= WORK ITEM =
Scan the material for the word "egoloborod" and return every matching line.

————————

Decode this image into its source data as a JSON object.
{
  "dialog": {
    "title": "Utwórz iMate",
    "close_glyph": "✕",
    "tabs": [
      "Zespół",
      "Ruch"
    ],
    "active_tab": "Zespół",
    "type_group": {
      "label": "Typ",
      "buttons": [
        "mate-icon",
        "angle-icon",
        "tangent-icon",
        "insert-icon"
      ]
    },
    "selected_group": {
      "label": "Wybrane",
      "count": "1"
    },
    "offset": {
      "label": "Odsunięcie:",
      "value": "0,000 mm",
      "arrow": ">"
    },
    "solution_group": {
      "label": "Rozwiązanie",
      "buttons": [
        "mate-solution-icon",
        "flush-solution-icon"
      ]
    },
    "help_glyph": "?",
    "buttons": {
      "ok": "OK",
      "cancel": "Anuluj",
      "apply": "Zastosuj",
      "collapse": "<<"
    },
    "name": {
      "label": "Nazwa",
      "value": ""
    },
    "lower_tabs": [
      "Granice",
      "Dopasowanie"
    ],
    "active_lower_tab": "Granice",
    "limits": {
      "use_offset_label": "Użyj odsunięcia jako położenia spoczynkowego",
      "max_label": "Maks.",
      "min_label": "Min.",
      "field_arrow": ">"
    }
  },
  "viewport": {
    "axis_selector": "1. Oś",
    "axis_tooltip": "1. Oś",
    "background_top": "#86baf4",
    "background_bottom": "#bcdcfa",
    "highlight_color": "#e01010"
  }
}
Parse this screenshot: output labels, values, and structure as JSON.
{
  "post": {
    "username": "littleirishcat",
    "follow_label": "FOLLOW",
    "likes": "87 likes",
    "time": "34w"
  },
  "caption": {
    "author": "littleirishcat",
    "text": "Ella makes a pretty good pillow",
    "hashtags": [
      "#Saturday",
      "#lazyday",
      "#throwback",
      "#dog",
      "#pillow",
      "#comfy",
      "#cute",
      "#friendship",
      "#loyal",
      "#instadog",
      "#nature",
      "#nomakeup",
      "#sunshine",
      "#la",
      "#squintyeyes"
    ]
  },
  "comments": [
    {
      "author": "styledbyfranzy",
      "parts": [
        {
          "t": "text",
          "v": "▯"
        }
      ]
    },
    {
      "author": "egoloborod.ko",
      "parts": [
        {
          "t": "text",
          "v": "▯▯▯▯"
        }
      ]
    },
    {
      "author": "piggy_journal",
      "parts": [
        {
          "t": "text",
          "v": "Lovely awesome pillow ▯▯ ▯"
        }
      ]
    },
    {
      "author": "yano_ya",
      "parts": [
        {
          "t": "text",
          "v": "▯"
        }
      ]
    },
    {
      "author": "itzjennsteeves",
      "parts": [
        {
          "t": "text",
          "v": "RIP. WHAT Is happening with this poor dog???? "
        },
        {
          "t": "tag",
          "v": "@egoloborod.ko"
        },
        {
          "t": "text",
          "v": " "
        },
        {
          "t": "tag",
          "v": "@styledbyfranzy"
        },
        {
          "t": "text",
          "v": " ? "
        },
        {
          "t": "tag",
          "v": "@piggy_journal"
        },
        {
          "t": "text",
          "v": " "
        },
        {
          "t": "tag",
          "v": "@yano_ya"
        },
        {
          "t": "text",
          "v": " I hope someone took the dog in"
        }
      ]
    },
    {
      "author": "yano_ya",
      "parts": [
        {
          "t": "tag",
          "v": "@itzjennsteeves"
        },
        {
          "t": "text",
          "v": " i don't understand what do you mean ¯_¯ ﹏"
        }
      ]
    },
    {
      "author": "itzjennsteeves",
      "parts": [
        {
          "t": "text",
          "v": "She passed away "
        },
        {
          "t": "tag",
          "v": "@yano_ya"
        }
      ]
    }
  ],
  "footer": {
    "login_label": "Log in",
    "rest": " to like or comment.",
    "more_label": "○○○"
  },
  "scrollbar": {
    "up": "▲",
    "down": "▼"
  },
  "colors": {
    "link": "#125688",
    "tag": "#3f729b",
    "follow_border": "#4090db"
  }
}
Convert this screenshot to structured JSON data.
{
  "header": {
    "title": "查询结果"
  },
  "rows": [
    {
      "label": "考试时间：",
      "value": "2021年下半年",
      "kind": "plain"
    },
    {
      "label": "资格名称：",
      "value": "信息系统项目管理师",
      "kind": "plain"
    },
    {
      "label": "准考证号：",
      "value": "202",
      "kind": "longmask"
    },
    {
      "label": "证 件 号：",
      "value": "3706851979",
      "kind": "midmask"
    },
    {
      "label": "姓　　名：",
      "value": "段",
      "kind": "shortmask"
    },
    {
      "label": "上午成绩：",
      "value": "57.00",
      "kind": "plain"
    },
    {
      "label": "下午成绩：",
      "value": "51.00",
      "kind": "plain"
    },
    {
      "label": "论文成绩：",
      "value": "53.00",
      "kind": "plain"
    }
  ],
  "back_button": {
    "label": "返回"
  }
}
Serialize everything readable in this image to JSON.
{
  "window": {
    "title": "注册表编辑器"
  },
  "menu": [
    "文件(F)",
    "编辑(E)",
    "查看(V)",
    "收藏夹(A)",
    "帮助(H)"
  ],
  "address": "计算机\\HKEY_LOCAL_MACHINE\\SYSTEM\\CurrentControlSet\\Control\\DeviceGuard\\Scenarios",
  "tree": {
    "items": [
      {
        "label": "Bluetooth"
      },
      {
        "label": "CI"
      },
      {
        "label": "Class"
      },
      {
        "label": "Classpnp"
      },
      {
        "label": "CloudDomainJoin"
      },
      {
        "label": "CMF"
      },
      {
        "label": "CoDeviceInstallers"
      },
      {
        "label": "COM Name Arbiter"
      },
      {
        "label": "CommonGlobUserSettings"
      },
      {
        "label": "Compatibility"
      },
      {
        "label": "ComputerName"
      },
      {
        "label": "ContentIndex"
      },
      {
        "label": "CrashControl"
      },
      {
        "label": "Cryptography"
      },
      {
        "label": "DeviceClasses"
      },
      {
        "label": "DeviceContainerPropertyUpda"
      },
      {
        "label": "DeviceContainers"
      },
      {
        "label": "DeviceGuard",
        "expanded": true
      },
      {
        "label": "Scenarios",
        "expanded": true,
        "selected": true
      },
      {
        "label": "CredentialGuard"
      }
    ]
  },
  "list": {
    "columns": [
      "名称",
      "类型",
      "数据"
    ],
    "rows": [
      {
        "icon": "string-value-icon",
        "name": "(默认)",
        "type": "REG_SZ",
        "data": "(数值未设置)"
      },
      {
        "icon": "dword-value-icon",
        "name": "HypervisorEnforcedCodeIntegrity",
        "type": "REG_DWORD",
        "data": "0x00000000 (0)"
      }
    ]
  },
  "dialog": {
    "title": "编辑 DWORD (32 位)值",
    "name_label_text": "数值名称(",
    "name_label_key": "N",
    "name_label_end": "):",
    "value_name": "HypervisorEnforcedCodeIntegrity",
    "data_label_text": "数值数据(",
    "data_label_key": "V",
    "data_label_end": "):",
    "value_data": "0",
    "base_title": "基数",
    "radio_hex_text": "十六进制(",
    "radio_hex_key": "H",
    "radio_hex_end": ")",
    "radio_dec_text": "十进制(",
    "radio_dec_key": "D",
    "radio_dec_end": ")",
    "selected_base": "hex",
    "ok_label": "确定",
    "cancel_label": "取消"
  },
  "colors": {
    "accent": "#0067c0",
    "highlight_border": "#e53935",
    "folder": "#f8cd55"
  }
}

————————

= EXERCISE SOLUTION =
      "author": "egoloborod.ko",
          "v": "@egoloborod.ko"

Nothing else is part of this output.